> DATA SUPPLIED:

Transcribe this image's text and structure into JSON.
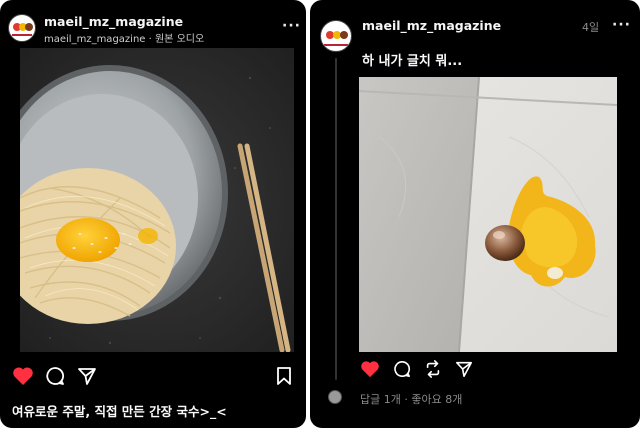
{
  "instagram": {
    "username": "maeil_mz_magazine",
    "audio_owner": "maeil_mz_magazine",
    "audio_label": "원본 오디오",
    "caption": "여유로운 주말, 직접 만든 간장 국수>_<"
  },
  "threads": {
    "username": "maeil_mz_magazine",
    "timestamp": "4일",
    "post_text": "하 내가 글치 뭐...",
    "replies": "답글 1개",
    "likes": "좋아요 8개"
  },
  "colors": {
    "like_active": "#ff3040",
    "panel_bg": "#000000",
    "muted_text": "#8a8a8a"
  }
}
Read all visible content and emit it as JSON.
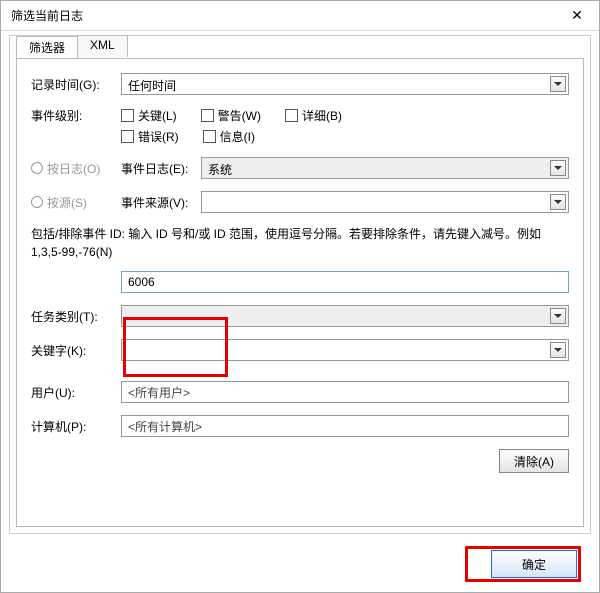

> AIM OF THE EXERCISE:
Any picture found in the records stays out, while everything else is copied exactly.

> EXERCISE ANSWER:
Transcribe this image's text and structure into JSON.
{
  "instagram": {
    "username": "maeil_mz_magazine",
    "audio_owner": "maeil_mz_magazine",
    "audio_label": "원본 오디오",
    "caption": "여유로운 주말, 직접 만든 간장 국수>_<"
  },
  "threads": {
    "username": "maeil_mz_magazine",
    "timestamp": "4일",
    "post_text": "하 내가 글치 뭐...",
    "replies": "답글 1개",
    "likes": "좋아요 8개"
  },
  "colors": {
    "like_active": "#ff3040",
    "panel_bg": "#000000",
    "muted_text": "#8a8a8a"
  }
}
Read all visible content and emit it as JSON.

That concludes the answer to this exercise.